Investors may be reading too much into Russia's slow start to 2013-14 for wheat exports on the benchmark route to Egypt, Sovecon saying that it reflects a squeeze on Cairo's finances rather than on grain supplies.
Egypt's state grain buyer, Gasc, has bought more than 1m tonnes of wheat since the start of 2013-14 in July, after a hiatus in purchases since February as the cash-strapped country ran down inventories.
However, unlike last season, when Russia won the lion's share of early orders, Gasc has this year awarded most of its business to suppliers of wheat from Romania and Ukraine.
This has stoked ideas that a harvest of variable quality and yields - as highlighted by Black Earth Farming on Friday – combined with tight supplies left over from last year's drought-affected harvest, are keeping Russia on the back foot on export markets.
"Ukraine is also a offer that the Russian can't seem to contend with as long they have a focus on replenishing reserve stocks," one US broker said, estimating Ukrainian wheat has having a $5-a-tonne discount to Russian supplies.
Price vs quality
However, Andrey Sizov Jr, managing director at Moscow-based SovEcon, said that a price gap was typical, given that Russian wheat is typically regarded as of higher quality than Ukrainian supplies.
The switch by Gasc to preferring Ukrainian supplies may be down to the authority switching its emphasis towards price, and lowering its quality hurdle.
"It looks like what has happened to Egypt's foreign exchange resources is making them emphasise price more over quality," he told Agrimoney.com.
Indeed, "for a long time, Gasc would not buy Ukrainian wheat at all because of the quality concerns", he said, a reference to the authority's ban on Ukrainian supplies from 2008-2011.
Shallow vs deep sea ports
Russia's wheat exports in fact looked set to prove strong in August, hitting 2.5m tonnes, up from 2.3m tonnes last, reflecting increasing trade with Turkey.
Indeed, Turkey, the top destination for Russian wheat exports last month – at 457,000 tonnes, ahead of 220,000 tonnes to Egypt - may challenge the North African country as the top destination for Russian shipments.
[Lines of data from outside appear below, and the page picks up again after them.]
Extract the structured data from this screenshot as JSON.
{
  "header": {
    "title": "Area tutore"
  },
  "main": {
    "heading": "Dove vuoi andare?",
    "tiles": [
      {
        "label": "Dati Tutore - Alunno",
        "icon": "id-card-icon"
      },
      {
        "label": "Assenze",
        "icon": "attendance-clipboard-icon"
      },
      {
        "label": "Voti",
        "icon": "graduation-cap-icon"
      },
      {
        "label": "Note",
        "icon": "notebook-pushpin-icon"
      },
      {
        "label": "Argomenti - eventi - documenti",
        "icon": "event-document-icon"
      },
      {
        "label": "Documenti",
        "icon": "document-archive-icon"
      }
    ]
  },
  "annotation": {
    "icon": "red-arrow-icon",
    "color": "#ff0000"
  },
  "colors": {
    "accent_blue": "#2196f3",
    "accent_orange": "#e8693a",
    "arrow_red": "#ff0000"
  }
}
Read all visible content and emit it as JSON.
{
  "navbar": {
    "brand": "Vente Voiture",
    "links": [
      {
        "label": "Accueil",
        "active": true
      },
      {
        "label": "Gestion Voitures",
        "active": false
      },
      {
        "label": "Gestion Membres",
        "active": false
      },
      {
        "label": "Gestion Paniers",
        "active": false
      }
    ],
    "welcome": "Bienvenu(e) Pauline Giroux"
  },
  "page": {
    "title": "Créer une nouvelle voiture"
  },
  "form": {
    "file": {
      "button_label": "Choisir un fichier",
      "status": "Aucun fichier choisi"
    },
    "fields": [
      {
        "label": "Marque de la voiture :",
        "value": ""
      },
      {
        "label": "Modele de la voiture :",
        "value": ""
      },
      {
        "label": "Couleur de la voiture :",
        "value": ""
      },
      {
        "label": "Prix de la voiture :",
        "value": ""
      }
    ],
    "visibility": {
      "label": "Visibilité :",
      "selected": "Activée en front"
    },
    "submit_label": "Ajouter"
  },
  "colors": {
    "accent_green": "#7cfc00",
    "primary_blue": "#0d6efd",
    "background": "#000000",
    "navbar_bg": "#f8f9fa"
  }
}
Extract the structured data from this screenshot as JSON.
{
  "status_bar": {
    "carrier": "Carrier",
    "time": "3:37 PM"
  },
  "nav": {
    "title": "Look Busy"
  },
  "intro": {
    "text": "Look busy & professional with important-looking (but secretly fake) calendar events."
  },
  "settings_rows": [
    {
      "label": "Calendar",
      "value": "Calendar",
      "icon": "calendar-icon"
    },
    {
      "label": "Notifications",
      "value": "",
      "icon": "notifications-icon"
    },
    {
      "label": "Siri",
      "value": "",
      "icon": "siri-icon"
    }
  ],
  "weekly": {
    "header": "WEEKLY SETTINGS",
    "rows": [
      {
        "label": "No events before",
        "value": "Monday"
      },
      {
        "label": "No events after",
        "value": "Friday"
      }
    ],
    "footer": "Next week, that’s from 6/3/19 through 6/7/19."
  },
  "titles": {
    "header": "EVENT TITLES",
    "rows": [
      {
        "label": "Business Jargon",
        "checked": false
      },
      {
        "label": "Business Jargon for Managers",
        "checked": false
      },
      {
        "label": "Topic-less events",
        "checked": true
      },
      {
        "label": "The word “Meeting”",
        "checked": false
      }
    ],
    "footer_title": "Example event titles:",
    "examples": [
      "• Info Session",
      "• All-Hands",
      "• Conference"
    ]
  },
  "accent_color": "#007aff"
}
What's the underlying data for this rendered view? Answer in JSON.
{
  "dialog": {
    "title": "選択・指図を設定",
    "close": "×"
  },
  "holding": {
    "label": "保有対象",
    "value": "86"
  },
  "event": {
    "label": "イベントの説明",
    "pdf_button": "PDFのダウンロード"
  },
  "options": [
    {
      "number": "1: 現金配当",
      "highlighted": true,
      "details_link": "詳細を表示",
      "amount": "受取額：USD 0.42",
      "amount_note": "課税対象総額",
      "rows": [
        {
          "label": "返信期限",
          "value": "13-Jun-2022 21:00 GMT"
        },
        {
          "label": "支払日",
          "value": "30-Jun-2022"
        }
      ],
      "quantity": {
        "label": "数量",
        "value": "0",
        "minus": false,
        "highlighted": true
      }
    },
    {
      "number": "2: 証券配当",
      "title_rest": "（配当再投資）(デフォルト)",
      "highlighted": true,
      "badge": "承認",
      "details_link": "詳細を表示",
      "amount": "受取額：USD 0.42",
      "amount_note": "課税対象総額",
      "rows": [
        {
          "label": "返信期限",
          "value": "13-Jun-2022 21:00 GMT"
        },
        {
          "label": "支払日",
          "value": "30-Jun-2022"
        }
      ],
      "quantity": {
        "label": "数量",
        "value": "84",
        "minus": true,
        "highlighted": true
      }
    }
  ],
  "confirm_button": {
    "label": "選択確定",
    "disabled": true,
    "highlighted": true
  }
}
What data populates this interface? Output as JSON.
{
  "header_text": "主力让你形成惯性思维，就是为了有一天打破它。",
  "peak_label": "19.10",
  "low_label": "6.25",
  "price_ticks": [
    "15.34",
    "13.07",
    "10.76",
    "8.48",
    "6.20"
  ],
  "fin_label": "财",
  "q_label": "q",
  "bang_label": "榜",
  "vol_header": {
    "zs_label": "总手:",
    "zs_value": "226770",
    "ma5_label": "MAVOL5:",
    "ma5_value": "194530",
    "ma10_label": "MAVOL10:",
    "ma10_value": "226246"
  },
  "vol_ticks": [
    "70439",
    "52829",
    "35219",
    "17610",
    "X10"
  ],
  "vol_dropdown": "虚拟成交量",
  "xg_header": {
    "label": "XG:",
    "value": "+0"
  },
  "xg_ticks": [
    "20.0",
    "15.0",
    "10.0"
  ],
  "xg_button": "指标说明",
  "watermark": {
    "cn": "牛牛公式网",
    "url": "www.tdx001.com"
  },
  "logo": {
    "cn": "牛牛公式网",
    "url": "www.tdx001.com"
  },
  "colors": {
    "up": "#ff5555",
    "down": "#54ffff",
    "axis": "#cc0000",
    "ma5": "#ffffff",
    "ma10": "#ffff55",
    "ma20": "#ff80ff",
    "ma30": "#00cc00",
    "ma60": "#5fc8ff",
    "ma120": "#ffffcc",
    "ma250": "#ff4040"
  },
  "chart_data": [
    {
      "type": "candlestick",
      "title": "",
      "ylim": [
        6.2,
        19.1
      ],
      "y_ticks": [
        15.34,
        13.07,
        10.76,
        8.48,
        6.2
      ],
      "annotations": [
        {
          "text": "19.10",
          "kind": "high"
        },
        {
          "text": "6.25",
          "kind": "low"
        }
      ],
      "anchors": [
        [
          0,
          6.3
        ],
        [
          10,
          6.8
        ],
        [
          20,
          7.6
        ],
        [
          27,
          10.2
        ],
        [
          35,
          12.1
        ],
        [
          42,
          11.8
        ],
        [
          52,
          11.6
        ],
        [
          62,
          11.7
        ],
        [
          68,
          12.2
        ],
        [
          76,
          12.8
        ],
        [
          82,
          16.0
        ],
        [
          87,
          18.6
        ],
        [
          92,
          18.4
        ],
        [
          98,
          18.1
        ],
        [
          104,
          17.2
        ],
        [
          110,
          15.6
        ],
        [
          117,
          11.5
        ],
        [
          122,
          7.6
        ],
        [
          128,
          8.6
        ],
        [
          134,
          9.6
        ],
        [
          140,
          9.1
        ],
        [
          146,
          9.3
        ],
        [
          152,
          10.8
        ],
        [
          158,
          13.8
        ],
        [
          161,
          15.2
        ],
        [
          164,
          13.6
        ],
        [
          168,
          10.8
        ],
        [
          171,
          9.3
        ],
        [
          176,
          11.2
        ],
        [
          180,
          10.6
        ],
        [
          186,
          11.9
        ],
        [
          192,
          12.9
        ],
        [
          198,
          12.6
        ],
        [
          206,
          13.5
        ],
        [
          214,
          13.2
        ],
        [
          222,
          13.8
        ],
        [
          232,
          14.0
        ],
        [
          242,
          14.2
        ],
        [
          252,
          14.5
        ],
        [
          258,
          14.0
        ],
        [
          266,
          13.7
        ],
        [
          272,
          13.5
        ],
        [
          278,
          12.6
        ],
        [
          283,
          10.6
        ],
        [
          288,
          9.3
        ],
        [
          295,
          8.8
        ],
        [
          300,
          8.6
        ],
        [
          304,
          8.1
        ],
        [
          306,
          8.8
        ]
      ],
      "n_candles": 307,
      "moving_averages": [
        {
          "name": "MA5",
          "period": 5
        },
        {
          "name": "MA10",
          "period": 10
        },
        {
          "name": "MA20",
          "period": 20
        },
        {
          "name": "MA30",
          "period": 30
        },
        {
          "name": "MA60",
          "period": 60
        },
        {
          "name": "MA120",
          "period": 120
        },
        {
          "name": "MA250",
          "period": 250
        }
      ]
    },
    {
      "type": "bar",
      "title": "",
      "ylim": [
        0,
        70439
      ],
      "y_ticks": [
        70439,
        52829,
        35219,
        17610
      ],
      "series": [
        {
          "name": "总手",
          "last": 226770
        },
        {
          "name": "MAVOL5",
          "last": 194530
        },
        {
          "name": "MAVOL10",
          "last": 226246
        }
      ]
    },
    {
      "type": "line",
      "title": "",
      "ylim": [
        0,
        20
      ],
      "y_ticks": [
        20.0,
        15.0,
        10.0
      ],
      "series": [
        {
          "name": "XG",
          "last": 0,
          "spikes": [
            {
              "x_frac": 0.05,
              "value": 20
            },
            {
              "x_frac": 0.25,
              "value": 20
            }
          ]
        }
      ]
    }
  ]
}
"Turkey is getting more and more important for Russia. Egypt used to be a much bigger destination," Mr Sizov said, while cautioning that early-season results may be being skewed by a logistical quirk, with Russia's shallow sea ports, and smaller shipments, tending to dominate early deals.
"Small cargoes are easier to fill at this stage of the season than getting together 50,000 tonnes for a Panamax," he said
"Turkey tends to buy more wheat in small shipments than Gasc," which enforces a penalty on merchants offering wheat in smaller loads.